This sort of reinforcing loop hurts everyone involved. Parents who want to ensure their children receive every possible benefit probably pay more for their home than they should, while children from poor families are segregated into “poor” performing school districts without the opportunity to interact with a large diversity of socioeconomic statuses. We see this effect on a national level with a widening gap between rich and poor students (but a declining gap between white and black students), and we also see this effect on a local level.
I created two figures using the property value listings on Zillow for an area of North Schenectady and Niskayuna. In the first picture, I am only showing homes for sale or recently sold that are smaller than 2500 sqft. In the second picture, I add a filter to remove those homes that are less than $200k. The difference is stark, and for those of you not familiar with the Capital District, the dividing line in home prices is the border between the Schenectady School District and Niskayuna.
The interesting thing about these price differences is that these homes were all built around the same time, sit in the same neighborhood with equivalent access to amenities, and are of similar size, yet the homes in Niskayuna are significantly more expensive. This difference is the tax imposed on families who want to send their kids to a good school. The loss of involved parents makes Schenectady schools worse, and the divide further grows between the haves and have-nots.
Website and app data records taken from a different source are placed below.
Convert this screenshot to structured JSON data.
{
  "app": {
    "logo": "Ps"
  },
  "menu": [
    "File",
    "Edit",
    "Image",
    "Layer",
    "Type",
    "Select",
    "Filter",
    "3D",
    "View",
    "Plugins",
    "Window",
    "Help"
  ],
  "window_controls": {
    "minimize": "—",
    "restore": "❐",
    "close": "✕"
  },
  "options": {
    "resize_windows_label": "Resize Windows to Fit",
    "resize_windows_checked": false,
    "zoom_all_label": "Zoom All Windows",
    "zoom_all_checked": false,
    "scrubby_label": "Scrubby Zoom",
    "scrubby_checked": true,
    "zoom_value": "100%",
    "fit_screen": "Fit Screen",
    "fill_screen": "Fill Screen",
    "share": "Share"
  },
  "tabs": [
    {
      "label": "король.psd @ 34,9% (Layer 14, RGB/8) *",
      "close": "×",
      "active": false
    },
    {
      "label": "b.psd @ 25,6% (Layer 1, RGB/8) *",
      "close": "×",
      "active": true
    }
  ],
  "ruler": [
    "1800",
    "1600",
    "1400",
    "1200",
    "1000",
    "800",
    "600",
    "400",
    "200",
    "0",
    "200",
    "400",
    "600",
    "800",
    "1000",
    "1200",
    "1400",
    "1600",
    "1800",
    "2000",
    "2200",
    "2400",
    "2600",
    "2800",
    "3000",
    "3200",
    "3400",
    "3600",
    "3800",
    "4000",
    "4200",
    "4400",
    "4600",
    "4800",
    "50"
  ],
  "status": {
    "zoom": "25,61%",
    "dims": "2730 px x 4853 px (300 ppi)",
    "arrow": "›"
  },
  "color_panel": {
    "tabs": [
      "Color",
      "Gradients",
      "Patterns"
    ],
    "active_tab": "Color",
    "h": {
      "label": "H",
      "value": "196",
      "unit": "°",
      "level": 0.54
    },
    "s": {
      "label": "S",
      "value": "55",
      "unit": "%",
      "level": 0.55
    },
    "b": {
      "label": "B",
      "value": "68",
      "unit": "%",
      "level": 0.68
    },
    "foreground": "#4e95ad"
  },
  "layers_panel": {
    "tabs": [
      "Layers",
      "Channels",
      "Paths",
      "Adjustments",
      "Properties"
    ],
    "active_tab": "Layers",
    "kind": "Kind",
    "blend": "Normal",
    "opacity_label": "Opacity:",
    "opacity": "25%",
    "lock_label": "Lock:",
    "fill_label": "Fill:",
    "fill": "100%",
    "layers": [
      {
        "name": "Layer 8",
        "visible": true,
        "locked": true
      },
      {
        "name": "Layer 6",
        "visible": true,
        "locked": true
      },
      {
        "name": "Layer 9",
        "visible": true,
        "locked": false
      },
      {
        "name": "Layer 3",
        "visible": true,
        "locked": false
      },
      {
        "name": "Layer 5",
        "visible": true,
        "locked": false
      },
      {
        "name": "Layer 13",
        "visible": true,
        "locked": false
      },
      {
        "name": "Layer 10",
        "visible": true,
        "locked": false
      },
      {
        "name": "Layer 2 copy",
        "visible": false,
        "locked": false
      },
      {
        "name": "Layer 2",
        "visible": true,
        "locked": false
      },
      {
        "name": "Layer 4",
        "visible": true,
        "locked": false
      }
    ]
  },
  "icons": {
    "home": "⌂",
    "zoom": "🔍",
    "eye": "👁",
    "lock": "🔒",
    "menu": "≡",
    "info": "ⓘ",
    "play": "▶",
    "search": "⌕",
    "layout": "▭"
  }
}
Which brings me back to charter schools. If we had a system in which the state provided money to send your child to whichever school you wanted regardless of where you lived, then the arbitrary division between Niskayuna and Schenectady would disappear. Parents who want what’s best for their children can live more cheaply, and any student will have access to a diverse and well performing student body regardless of their ability to move. But all of these changes require that the funding come from a larger domain than a single school district, the funding must be given to students on a need basis to account for transportation and other needs, and schools must be restricted by socioeconomic status to ensure no school is a ghetto.
It’s what’s right for Schenectady, it’s right for NY state, and it’s important for social harmony. Our democracy depends on our ability to live together. Let’s start by eliminating school districts.